## Exercise
Repeat the data in full and exactly. Leave the pictures out.

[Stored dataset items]

========================================

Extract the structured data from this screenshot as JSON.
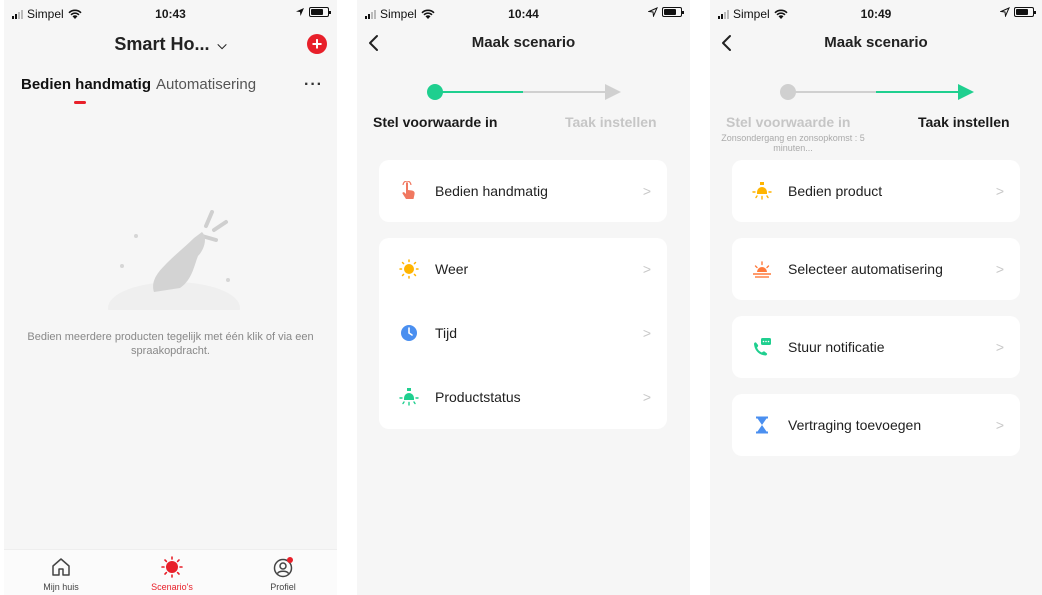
{
  "screen1": {
    "status": {
      "carrier": "Simpel",
      "time": "10:43"
    },
    "title": "Smart Ho...",
    "title_chevron": "chevron-down-icon",
    "tabs": [
      {
        "label": "Bedien handmatig"
      },
      {
        "label": "Automatisering"
      }
    ],
    "more_label": "···",
    "empty_text": "Bedien meerdere producten tegelijk met één klik of via een spraakopdracht.",
    "tabbar": [
      {
        "label": "Mijn huis",
        "icon": "home-icon"
      },
      {
        "label": "Scenario's",
        "icon": "sun-icon"
      },
      {
        "label": "Profiel",
        "icon": "profile-icon"
      }
    ],
    "accent": "#e8202a"
  },
  "screen2": {
    "status": {
      "carrier": "Simpel",
      "time": "10:44"
    },
    "title": "Maak scenario",
    "steps": [
      {
        "label": "Stel voorwaarde in",
        "active": true
      },
      {
        "label": "Taak instellen",
        "active": false
      }
    ],
    "card1": [
      {
        "label": "Bedien handmatig",
        "icon": "tap-hand-icon"
      }
    ],
    "card2": [
      {
        "label": "Weer",
        "icon": "sun-icon"
      },
      {
        "label": "Tijd",
        "icon": "clock-icon"
      },
      {
        "label": "Productstatus",
        "icon": "bulb-icon"
      }
    ],
    "accent": "#1fcf8f"
  },
  "screen3": {
    "status": {
      "carrier": "Simpel",
      "time": "10:49"
    },
    "title": "Maak scenario",
    "steps": [
      {
        "label": "Stel voorwaarde in",
        "sub": "Zonsondergang en zonsopkomst : 5 minuten...",
        "active": false
      },
      {
        "label": "Taak instellen",
        "active": true
      }
    ],
    "rows": [
      {
        "label": "Bedien product",
        "icon": "bulb-icon"
      },
      {
        "label": "Selecteer automatisering",
        "icon": "sunrise-icon"
      },
      {
        "label": "Stuur notificatie",
        "icon": "notification-phone-icon"
      },
      {
        "label": "Vertraging toevoegen",
        "icon": "hourglass-icon"
      }
    ]
  }
}
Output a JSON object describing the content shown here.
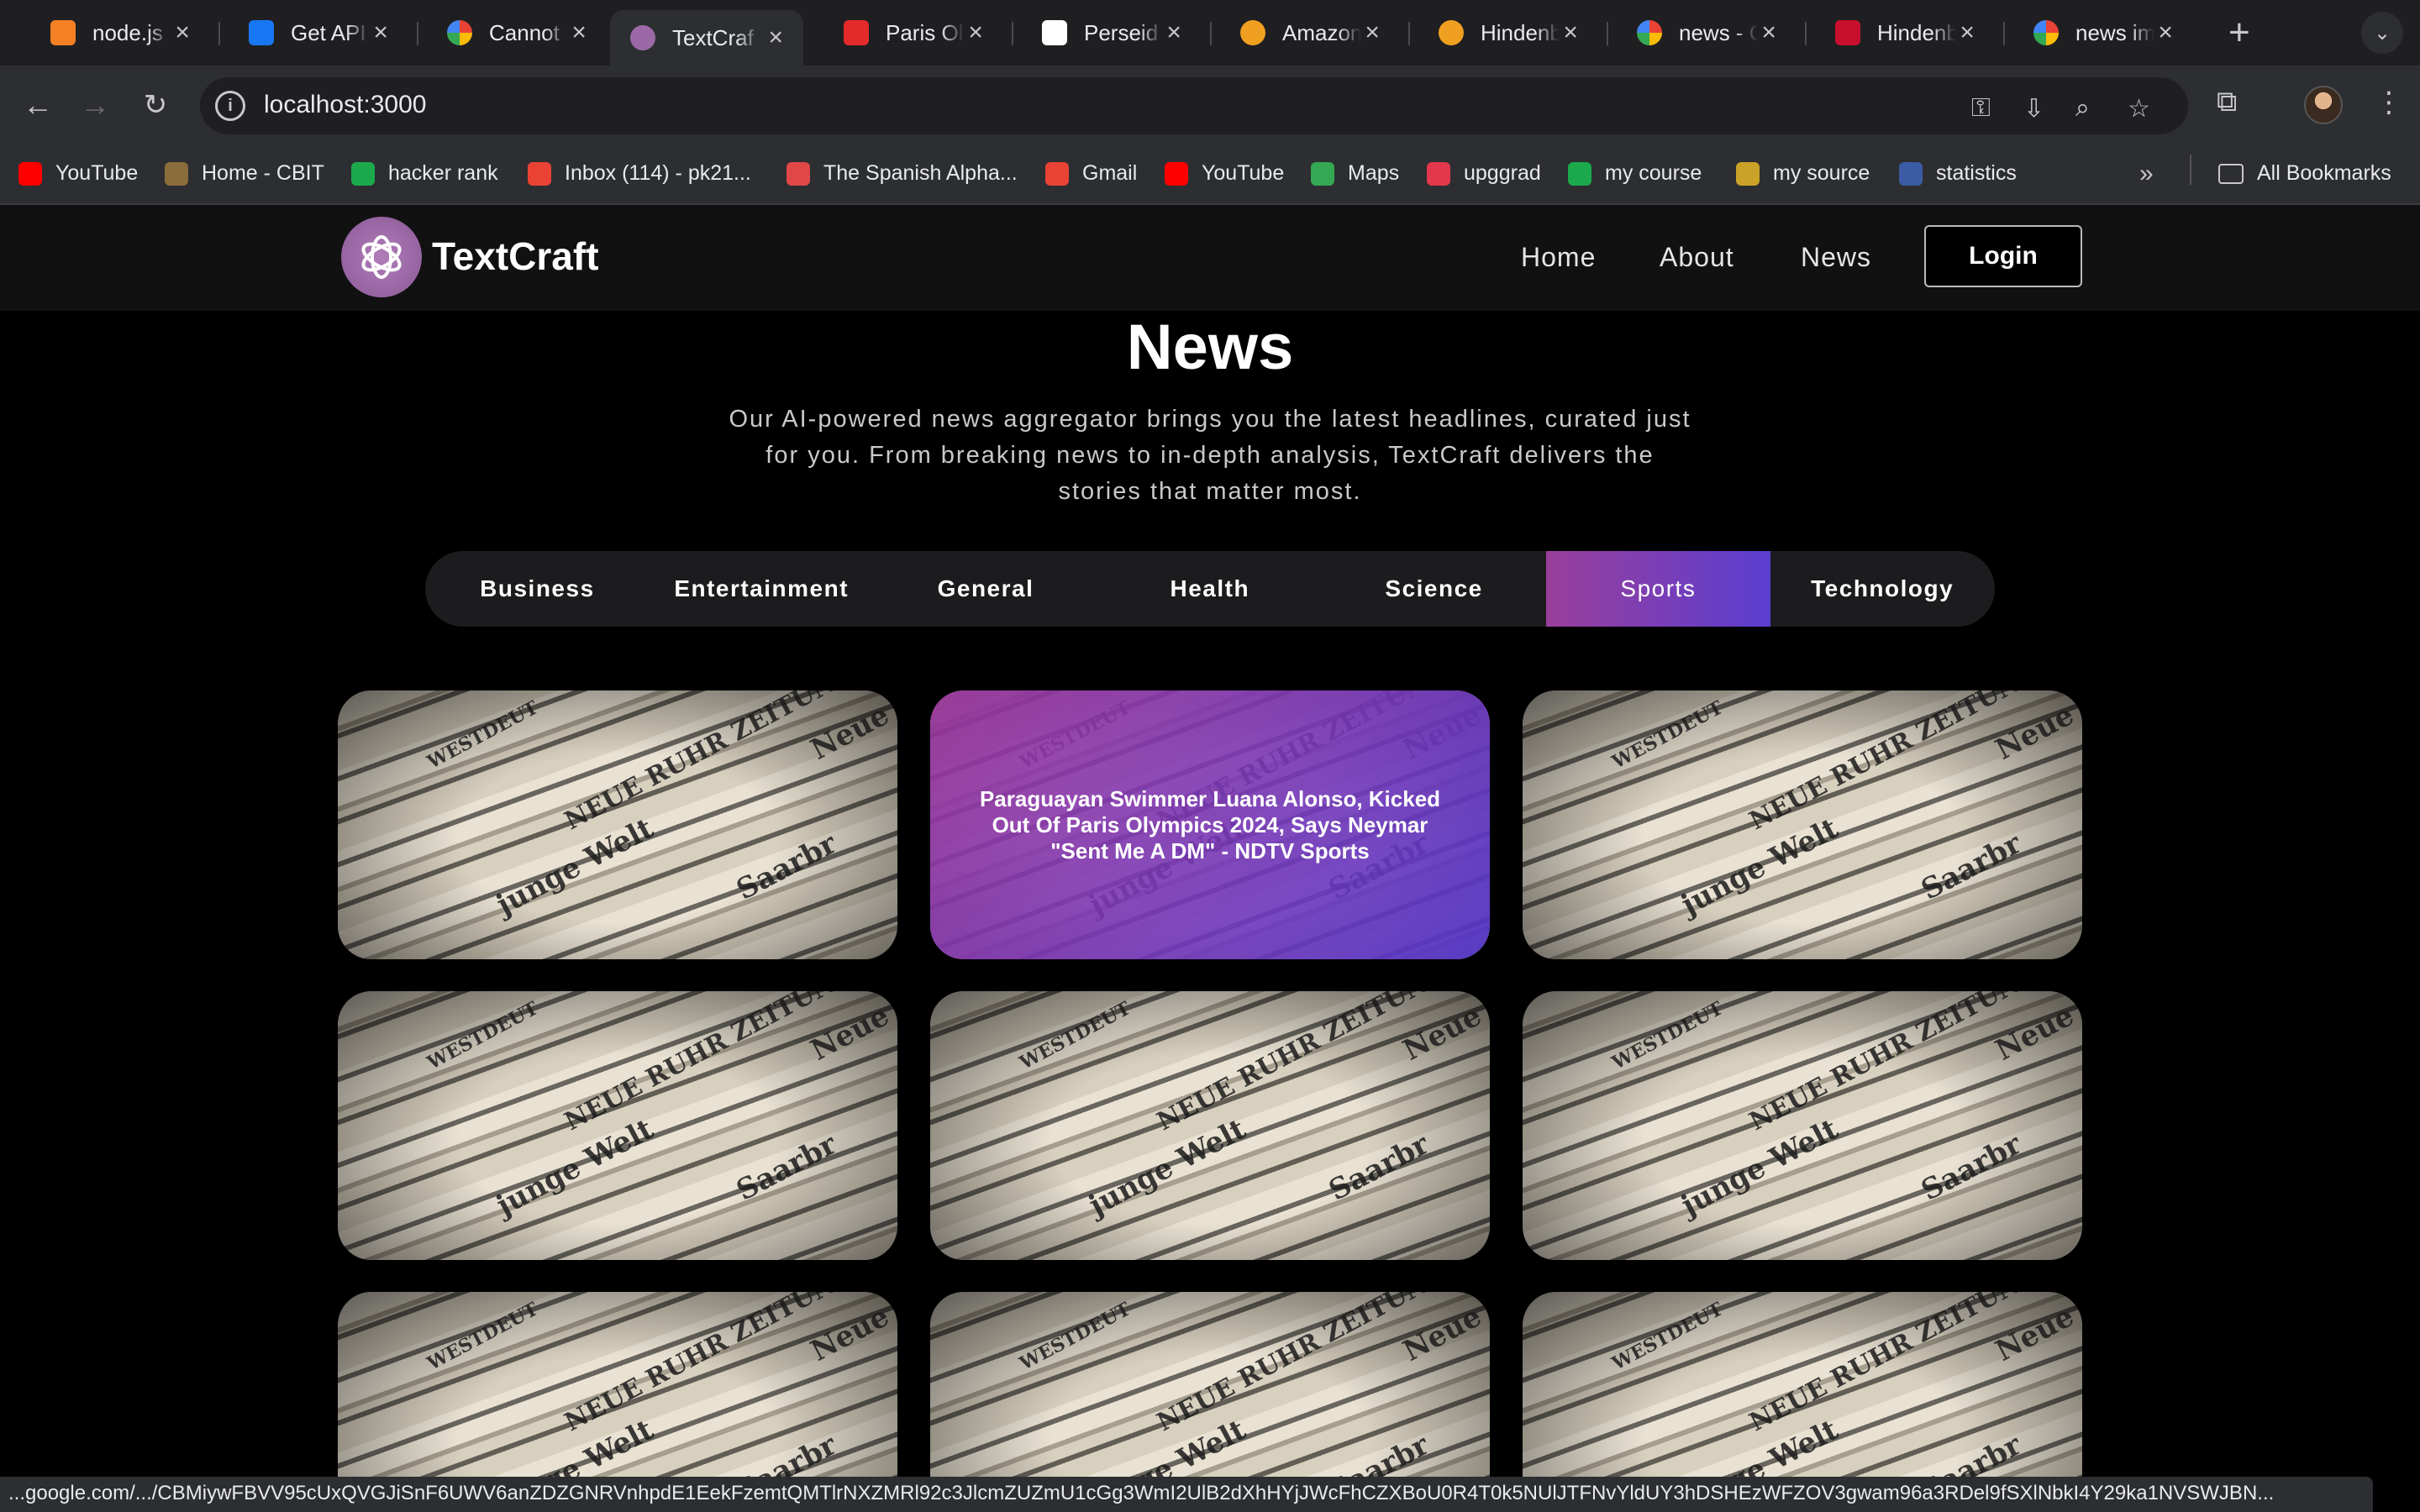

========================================

## Problem solution
Extract the structured data from this screenshot as JSON.
{
  "screen1": {
    "status": {
      "carrier": "Simpel",
      "time": "10:43"
    },
    "title": "Smart Ho...",
    "title_chevron": "chevron-down-icon",
    "tabs": [
      {
        "label": "Bedien handmatig"
      },
      {
        "label": "Automatisering"
      }
    ],
    "more_label": "···",
    "empty_text": "Bedien meerdere producten tegelijk met één klik of via een spraakopdracht.",
    "tabbar": [
      {
        "label": "Mijn huis",
        "icon": "home-icon"
      },
      {
        "label": "Scenario's",
        "icon": "sun-icon"
      },
      {
        "label": "Profiel",
        "icon": "profile-icon"
      }
    ],
    "accent": "#e8202a"
  },
  "screen2": {
    "status": {
      "carrier": "Simpel",
      "time": "10:44"
    },
    "title": "Maak scenario",
    "steps": [
      {
        "label": "Stel voorwaarde in",
        "active": true
      },
      {
        "label": "Taak instellen",
        "active": false
      }
    ],
    "card1": [
      {
        "label": "Bedien handmatig",
        "icon": "tap-hand-icon"
      }
    ],
    "card2": [
      {
        "label": "Weer",
        "icon": "sun-icon"
      },
      {
        "label": "Tijd",
        "icon": "clock-icon"
      },
      {
        "label": "Productstatus",
        "icon": "bulb-icon"
      }
    ],
    "accent": "#1fcf8f"
  },
  "screen3": {
    "status": {
      "carrier": "Simpel",
      "time": "10:49"
    },
    "title": "Maak scenario",
    "steps": [
      {
        "label": "Stel voorwaarde in",
        "sub": "Zonsondergang en zonsopkomst : 5 minuten...",
        "active": false
      },
      {
        "label": "Taak instellen",
        "active": true
      }
    ],
    "rows": [
      {
        "label": "Bedien product",
        "icon": "bulb-icon"
      },
      {
        "label": "Selecteer automatisering",
        "icon": "sunrise-icon"
      },
      {
        "label": "Stuur notificatie",
        "icon": "notification-phone-icon"
      },
      {
        "label": "Vertraging toevoegen",
        "icon": "hourglass-icon"
      }
    ]
  }
}
Output a JSON object describing the content shown here.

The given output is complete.